» Source information:
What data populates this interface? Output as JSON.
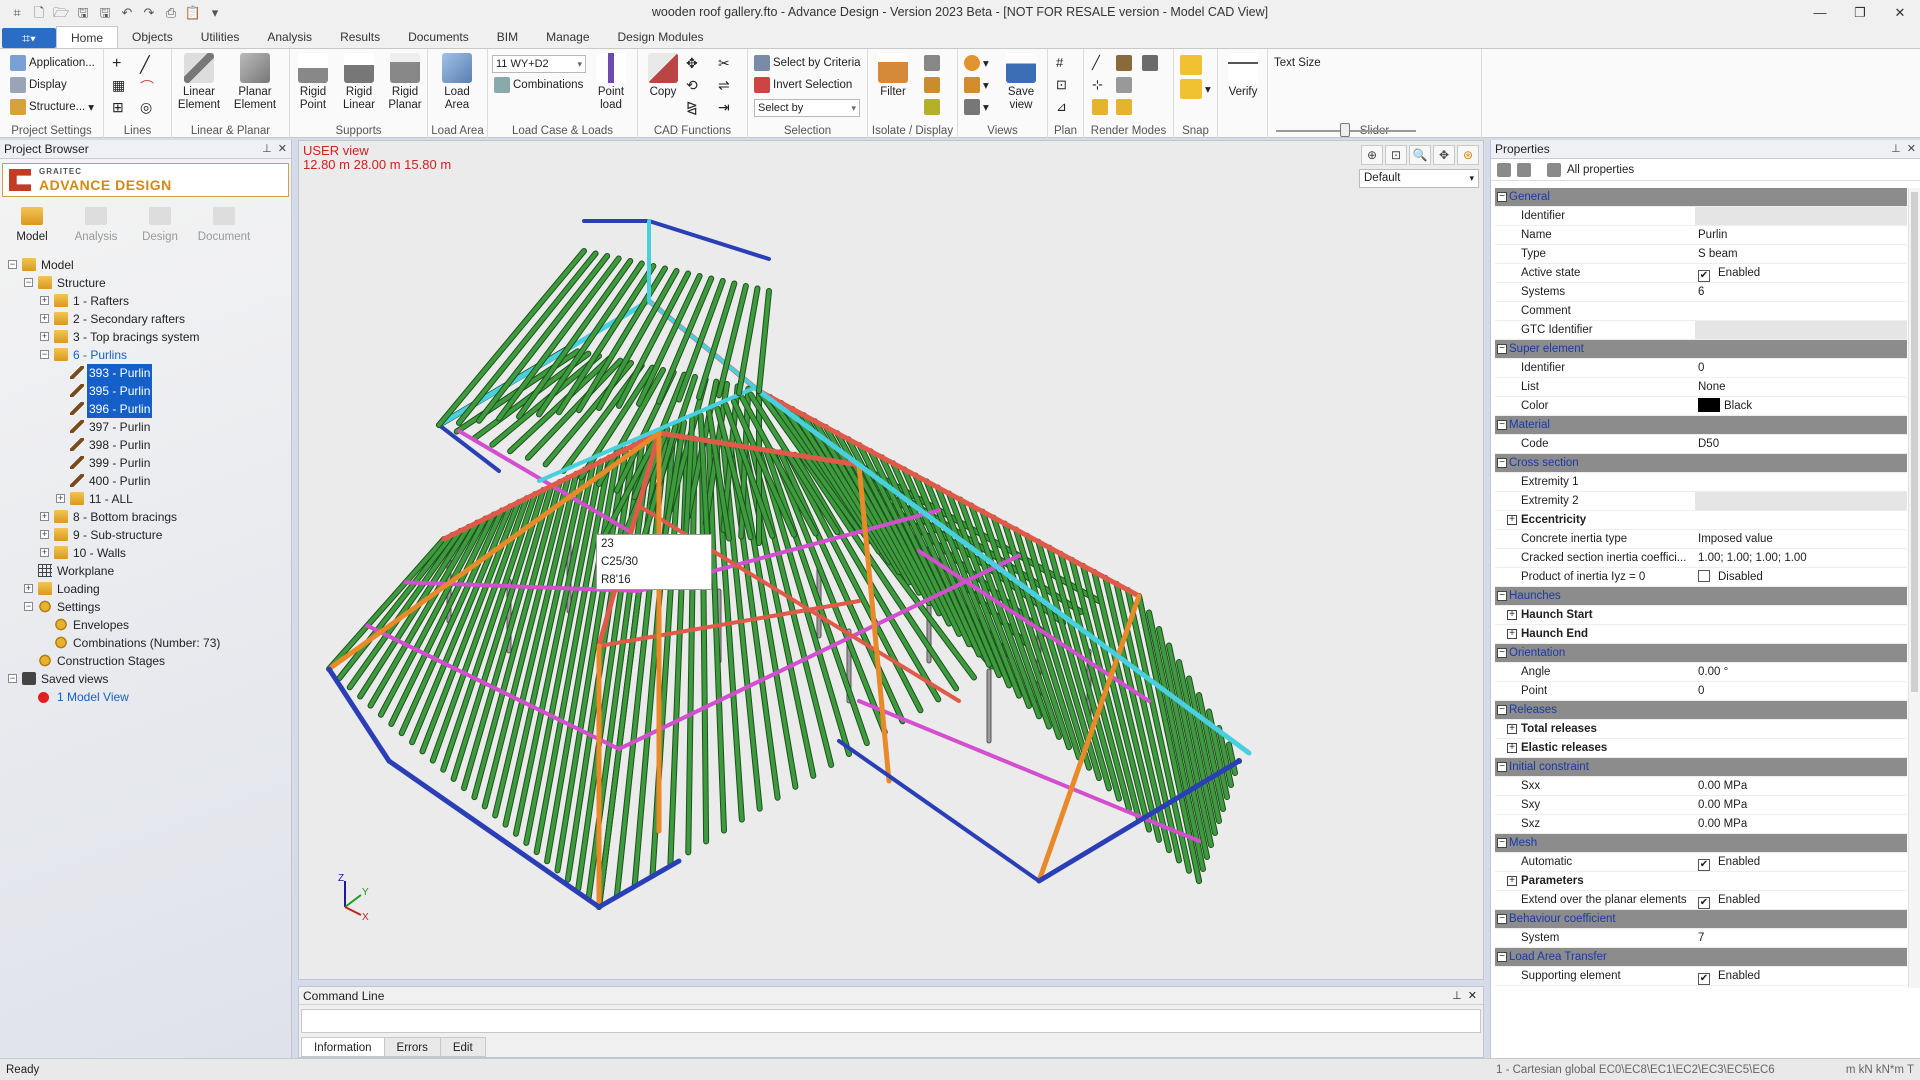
{
  "window": {
    "title": "wooden roof gallery.fto - Advance Design - Version 2023 Beta - [NOT FOR RESALE version - Model CAD View]"
  },
  "ribbon": {
    "tabs": [
      "Home",
      "Objects",
      "Utilities",
      "Analysis",
      "Results",
      "Documents",
      "BIM",
      "Manage",
      "Design Modules"
    ],
    "active_tab": "Home",
    "project_settings": {
      "application": "Application...",
      "display": "Display",
      "structure": "Structure...",
      "label": "Project Settings"
    },
    "lines": {
      "label": "Lines"
    },
    "linear_planar": {
      "linear": "Linear Element",
      "planar": "Planar Element",
      "label": "Linear & Planar"
    },
    "supports": {
      "rigid_point": "Rigid Point",
      "rigid_linear": "Rigid Linear",
      "rigid_planar": "Rigid Planar",
      "label": "Supports"
    },
    "load_area": {
      "btn": "Load Area",
      "label": "Load Area"
    },
    "load_case": {
      "combo": "11 WY+D2",
      "combinations": "Combinations",
      "point_load": "Point load",
      "label": "Load Case & Loads"
    },
    "cad": {
      "copy": "Copy",
      "label": "CAD Functions"
    },
    "selection": {
      "by_criteria": "Select by Criteria",
      "invert": "Invert Selection",
      "select_by": "Select by",
      "label": "Selection"
    },
    "isolate": {
      "filter": "Filter",
      "label": "Isolate / Display"
    },
    "views": {
      "save_view": "Save view",
      "label": "Views"
    },
    "plan": {
      "label": "Plan"
    },
    "render": {
      "label": "Render Modes"
    },
    "snap": {
      "label": "Snap"
    },
    "verify": {
      "btn": "Verify"
    },
    "slider": {
      "text_size": "Text Size",
      "label": "Slider"
    }
  },
  "project_browser": {
    "title": "Project Browser",
    "logo_top": "GRAITEC",
    "logo_main": "ADVANCE DESIGN",
    "tabs": [
      "Model",
      "Analysis",
      "Design",
      "Document"
    ],
    "tree": [
      {
        "label": "Model",
        "level": 0,
        "exp": "−",
        "icon": "folder"
      },
      {
        "label": "Structure",
        "level": 1,
        "exp": "−",
        "icon": "folder"
      },
      {
        "label": "1 - Rafters",
        "level": 2,
        "exp": "+",
        "icon": "folder"
      },
      {
        "label": "2 - Secondary rafters",
        "level": 2,
        "exp": "+",
        "icon": "folder"
      },
      {
        "label": "3 - Top bracings system",
        "level": 2,
        "exp": "+",
        "icon": "folder"
      },
      {
        "label": "6 - Purlins",
        "level": 2,
        "exp": "−",
        "icon": "folder",
        "style": "link"
      },
      {
        "label": "393 - Purlin",
        "level": 3,
        "icon": "beam",
        "style": "sel"
      },
      {
        "label": "395 - Purlin",
        "level": 3,
        "icon": "beam",
        "style": "sel"
      },
      {
        "label": "396 - Purlin",
        "level": 3,
        "icon": "beam",
        "style": "sel"
      },
      {
        "label": "397 - Purlin",
        "level": 3,
        "icon": "beam"
      },
      {
        "label": "398 - Purlin",
        "level": 3,
        "icon": "beam"
      },
      {
        "label": "399 - Purlin",
        "level": 3,
        "icon": "beam"
      },
      {
        "label": "400 - Purlin",
        "level": 3,
        "icon": "beam"
      },
      {
        "label": "11 - ALL",
        "level": 3,
        "exp": "+",
        "icon": "folder"
      },
      {
        "label": "8 - Bottom bracings",
        "level": 2,
        "exp": "+",
        "icon": "folder"
      },
      {
        "label": "9 - Sub-structure",
        "level": 2,
        "exp": "+",
        "icon": "folder"
      },
      {
        "label": "10 - Walls",
        "level": 2,
        "exp": "+",
        "icon": "folder"
      },
      {
        "label": "Workplane",
        "level": 1,
        "icon": "grid"
      },
      {
        "label": "Loading",
        "level": 1,
        "exp": "+",
        "icon": "folder"
      },
      {
        "label": "Settings",
        "level": 1,
        "exp": "−",
        "icon": "gear"
      },
      {
        "label": "Envelopes",
        "level": 2,
        "icon": "gear"
      },
      {
        "label": "Combinations (Number: 73)",
        "level": 2,
        "icon": "gear"
      },
      {
        "label": "Construction Stages",
        "level": 1,
        "icon": "gear"
      },
      {
        "label": "Saved views",
        "level": 0,
        "exp": "−",
        "icon": "view"
      },
      {
        "label": "1 Model View",
        "level": 1,
        "icon": "dot",
        "style": "link"
      }
    ]
  },
  "viewport": {
    "view_name": "USER view",
    "dimensions": "12.80 m  28.00 m  15.80 m",
    "display_combo": "Default",
    "tooltip": [
      "23",
      "C25/30",
      "R8'16"
    ],
    "axes": {
      "x": "X",
      "y": "Y",
      "z": "Z"
    }
  },
  "command_line": {
    "title": "Command Line",
    "tabs": [
      "Information",
      "Errors",
      "Edit"
    ]
  },
  "properties": {
    "title": "Properties",
    "filter": "All properties",
    "rows": [
      {
        "t": "sec",
        "name": "General"
      },
      {
        "t": "row",
        "name": "Identifier",
        "val": "",
        "grey": true
      },
      {
        "t": "row",
        "name": "Name",
        "val": "Purlin"
      },
      {
        "t": "row",
        "name": "Type",
        "val": "S beam"
      },
      {
        "t": "row",
        "name": "Active state",
        "val": "Enabled",
        "chk": true
      },
      {
        "t": "row",
        "name": "Systems",
        "val": "6"
      },
      {
        "t": "row",
        "name": "Comment",
        "val": ""
      },
      {
        "t": "row",
        "name": "GTC Identifier",
        "val": "",
        "grey": true
      },
      {
        "t": "sec",
        "name": "Super element"
      },
      {
        "t": "row",
        "name": "Identifier",
        "val": "0"
      },
      {
        "t": "row",
        "name": "List",
        "val": "None"
      },
      {
        "t": "row",
        "name": "Color",
        "val": "Black",
        "swatch": "#000000"
      },
      {
        "t": "sec",
        "name": "Material"
      },
      {
        "t": "row",
        "name": "Code",
        "val": "D50"
      },
      {
        "t": "sec",
        "name": "Cross section"
      },
      {
        "t": "row",
        "name": "Extremity 1",
        "val": ""
      },
      {
        "t": "row",
        "name": "Extremity 2",
        "val": "",
        "grey": true
      },
      {
        "t": "sub",
        "name": "Eccentricity"
      },
      {
        "t": "row",
        "name": "Concrete inertia type",
        "val": "Imposed value"
      },
      {
        "t": "row",
        "name": "Cracked section inertia coeffici...",
        "val": "1.00; 1.00; 1.00; 1.00"
      },
      {
        "t": "row",
        "name": "Product of inertia Iyz = 0",
        "val": "Disabled",
        "chk": false
      },
      {
        "t": "sec",
        "name": "Haunches"
      },
      {
        "t": "sub",
        "name": "Haunch Start"
      },
      {
        "t": "sub",
        "name": "Haunch End"
      },
      {
        "t": "sec",
        "name": "Orientation"
      },
      {
        "t": "row",
        "name": "Angle",
        "val": "0.00 °"
      },
      {
        "t": "row",
        "name": "Point",
        "val": "0"
      },
      {
        "t": "sec",
        "name": "Releases"
      },
      {
        "t": "sub",
        "name": "Total releases"
      },
      {
        "t": "sub",
        "name": "Elastic releases"
      },
      {
        "t": "sec",
        "name": "Initial constraint"
      },
      {
        "t": "row",
        "name": "Sxx",
        "val": "0.00 MPa"
      },
      {
        "t": "row",
        "name": "Sxy",
        "val": "0.00 MPa"
      },
      {
        "t": "row",
        "name": "Sxz",
        "val": "0.00 MPa"
      },
      {
        "t": "sec",
        "name": "Mesh"
      },
      {
        "t": "row",
        "name": "Automatic",
        "val": "Enabled",
        "chk": true
      },
      {
        "t": "sub",
        "name": "Parameters"
      },
      {
        "t": "row",
        "name": "Extend over the planar elements",
        "val": "Enabled",
        "chk": true
      },
      {
        "t": "sec",
        "name": "Behaviour coefficient"
      },
      {
        "t": "row",
        "name": "System",
        "val": "7"
      },
      {
        "t": "sec",
        "name": "Load Area Transfer"
      },
      {
        "t": "row",
        "name": "Supporting element",
        "val": "Enabled",
        "chk": true
      }
    ]
  },
  "status": {
    "ready": "Ready",
    "coord_system": "1 - Cartesian global  EC0\\EC8\\EC1\\EC2\\EC3\\EC5\\EC6",
    "units": "m  kN  kN*m  T"
  },
  "colors": {
    "rafters": "#3d9b3d",
    "ridge": "#e05a4a",
    "purlins": "#d34fcf",
    "hip": "#e8892a",
    "edge": "#48d0e0",
    "bracing": "#2a3fb5",
    "selected_tree": "#1460c8",
    "view_label": "#d21f1f"
  }
}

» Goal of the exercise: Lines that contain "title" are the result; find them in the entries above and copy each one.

» Answer to this task:
    "title": "wooden roof gallery.fto - Advance Design - Version 2023 Beta - [NOT FOR RESALE version - Model CAD View]"
    "title": "Project Browser",
    "title": "Command Line",
    "title": "Properties",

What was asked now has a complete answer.